• [DATA FOR ANALYSIS]:
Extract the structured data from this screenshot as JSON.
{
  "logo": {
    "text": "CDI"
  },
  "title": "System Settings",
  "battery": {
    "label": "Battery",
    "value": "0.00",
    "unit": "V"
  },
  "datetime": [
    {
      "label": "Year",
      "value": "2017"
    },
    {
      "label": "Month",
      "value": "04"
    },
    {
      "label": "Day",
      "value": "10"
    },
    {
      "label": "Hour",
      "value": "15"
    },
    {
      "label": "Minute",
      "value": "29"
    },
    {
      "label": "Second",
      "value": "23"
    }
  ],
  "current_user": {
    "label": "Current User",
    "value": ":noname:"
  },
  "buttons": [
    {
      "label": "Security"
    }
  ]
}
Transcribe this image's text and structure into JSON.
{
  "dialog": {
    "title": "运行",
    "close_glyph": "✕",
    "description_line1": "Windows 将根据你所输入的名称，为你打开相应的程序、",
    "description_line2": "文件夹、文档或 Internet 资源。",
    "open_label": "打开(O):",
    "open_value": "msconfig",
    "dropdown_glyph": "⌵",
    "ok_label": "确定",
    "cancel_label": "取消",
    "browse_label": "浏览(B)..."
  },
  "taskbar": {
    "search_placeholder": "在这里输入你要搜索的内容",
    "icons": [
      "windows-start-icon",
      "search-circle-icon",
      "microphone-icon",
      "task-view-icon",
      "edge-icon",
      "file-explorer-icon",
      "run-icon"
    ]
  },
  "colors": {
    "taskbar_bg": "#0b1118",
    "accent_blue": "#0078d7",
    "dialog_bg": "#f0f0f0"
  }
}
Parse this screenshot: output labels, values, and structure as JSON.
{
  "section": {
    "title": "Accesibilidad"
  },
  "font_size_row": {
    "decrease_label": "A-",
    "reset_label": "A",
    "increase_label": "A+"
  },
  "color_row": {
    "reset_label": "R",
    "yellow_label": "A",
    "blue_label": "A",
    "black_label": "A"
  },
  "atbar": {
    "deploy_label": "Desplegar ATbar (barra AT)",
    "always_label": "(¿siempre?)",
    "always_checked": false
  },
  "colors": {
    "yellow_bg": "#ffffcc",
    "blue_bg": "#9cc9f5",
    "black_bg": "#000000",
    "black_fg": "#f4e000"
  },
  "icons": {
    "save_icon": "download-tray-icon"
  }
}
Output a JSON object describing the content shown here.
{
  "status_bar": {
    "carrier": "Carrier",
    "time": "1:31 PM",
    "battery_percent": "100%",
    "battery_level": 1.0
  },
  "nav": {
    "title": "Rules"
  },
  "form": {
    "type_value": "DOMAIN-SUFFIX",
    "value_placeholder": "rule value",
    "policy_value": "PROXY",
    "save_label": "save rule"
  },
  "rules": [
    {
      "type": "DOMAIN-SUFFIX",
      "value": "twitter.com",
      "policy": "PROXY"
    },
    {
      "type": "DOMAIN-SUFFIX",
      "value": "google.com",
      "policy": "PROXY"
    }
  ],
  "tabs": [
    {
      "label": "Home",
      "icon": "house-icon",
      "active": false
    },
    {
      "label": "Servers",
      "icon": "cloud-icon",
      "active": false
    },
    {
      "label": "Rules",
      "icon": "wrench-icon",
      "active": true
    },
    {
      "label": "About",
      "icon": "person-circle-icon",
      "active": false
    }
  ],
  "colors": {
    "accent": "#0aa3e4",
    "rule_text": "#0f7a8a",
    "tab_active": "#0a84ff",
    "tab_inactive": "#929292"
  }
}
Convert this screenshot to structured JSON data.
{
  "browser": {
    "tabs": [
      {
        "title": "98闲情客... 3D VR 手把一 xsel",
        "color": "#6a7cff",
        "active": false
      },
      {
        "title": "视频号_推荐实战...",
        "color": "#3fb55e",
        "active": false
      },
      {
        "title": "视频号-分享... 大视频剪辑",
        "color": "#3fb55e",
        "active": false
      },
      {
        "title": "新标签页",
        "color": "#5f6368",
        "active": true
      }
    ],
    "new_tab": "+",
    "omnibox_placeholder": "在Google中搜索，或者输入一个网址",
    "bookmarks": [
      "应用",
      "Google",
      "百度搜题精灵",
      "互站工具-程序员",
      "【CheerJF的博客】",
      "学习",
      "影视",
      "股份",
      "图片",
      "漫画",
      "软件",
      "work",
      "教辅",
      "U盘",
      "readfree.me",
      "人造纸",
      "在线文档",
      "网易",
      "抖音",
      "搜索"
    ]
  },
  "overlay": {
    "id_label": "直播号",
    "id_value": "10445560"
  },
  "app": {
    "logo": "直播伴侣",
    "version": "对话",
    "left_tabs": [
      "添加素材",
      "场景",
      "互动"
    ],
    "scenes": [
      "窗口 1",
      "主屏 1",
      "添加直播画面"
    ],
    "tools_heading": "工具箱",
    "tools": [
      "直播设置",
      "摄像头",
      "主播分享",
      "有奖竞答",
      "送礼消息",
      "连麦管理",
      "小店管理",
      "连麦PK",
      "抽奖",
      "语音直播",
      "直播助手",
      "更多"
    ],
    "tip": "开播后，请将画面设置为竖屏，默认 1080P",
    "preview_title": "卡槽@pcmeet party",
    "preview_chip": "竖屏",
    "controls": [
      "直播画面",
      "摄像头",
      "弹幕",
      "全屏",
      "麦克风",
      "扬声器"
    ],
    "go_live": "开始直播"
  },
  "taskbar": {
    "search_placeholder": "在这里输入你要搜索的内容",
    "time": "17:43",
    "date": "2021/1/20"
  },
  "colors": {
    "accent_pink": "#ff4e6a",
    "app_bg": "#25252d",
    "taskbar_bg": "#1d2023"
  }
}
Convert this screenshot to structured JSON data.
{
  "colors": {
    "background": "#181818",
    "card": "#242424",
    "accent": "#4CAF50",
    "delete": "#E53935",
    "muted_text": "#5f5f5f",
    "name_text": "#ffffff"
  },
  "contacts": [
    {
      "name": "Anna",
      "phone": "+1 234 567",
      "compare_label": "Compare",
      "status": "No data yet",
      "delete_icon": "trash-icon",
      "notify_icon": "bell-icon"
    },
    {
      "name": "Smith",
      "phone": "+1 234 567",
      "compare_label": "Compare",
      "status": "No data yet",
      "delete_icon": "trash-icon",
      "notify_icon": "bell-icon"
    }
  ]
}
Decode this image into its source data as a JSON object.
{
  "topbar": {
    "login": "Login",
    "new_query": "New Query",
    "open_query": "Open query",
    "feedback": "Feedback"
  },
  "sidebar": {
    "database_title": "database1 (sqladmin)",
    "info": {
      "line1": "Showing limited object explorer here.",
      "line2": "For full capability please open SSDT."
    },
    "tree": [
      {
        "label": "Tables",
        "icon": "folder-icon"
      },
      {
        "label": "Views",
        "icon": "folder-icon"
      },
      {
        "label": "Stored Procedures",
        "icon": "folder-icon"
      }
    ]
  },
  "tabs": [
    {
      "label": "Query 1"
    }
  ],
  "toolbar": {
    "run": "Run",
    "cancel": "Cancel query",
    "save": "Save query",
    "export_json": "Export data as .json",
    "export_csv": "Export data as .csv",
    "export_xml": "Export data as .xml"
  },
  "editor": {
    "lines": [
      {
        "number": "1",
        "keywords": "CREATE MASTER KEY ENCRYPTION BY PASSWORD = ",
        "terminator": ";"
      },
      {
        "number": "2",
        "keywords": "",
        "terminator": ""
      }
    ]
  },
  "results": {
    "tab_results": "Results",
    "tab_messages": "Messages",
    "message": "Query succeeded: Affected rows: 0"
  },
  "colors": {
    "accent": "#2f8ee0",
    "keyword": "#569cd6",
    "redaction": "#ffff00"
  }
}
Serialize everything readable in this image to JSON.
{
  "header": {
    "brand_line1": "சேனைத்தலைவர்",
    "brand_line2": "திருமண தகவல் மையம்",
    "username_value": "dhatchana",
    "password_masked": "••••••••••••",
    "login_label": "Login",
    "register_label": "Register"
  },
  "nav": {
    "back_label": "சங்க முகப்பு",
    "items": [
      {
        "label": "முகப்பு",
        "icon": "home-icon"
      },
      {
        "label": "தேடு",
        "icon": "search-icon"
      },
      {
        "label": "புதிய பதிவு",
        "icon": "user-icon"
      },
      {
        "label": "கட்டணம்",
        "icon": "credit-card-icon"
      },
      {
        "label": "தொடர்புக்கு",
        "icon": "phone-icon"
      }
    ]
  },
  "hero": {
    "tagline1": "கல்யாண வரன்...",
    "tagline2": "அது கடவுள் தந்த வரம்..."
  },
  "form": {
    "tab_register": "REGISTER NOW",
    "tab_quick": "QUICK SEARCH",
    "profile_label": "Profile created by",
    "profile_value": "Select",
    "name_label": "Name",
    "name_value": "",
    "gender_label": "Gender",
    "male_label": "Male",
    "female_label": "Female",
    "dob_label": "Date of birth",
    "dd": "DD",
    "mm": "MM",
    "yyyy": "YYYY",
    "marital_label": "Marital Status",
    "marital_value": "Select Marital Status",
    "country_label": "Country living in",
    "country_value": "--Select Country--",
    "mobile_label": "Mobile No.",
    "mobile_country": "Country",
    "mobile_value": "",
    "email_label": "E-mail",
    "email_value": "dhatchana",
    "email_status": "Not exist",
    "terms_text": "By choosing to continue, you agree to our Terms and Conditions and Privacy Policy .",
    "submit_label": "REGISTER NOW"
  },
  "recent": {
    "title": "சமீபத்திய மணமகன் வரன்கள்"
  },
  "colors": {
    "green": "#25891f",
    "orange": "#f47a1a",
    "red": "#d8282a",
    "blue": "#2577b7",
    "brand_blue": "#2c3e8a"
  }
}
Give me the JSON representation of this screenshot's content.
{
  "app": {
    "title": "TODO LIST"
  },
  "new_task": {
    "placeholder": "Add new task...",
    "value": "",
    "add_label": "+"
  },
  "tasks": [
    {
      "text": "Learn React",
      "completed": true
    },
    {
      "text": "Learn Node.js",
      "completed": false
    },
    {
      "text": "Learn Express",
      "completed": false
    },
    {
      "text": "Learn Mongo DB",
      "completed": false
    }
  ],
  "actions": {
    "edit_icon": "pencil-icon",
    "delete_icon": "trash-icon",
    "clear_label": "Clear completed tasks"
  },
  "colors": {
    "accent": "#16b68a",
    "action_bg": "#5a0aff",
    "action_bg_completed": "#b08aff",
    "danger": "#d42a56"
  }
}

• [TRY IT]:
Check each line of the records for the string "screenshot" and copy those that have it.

• [RESULT FOR THIS TASK]:
Extract the structured data from this screenshot as JSON.
Parse this screenshot: output labels, values, and structure as JSON.
Convert this screenshot to structured JSON data.
Convert this screenshot to structured JSON data.
Give me the JSON representation of this screenshot's content.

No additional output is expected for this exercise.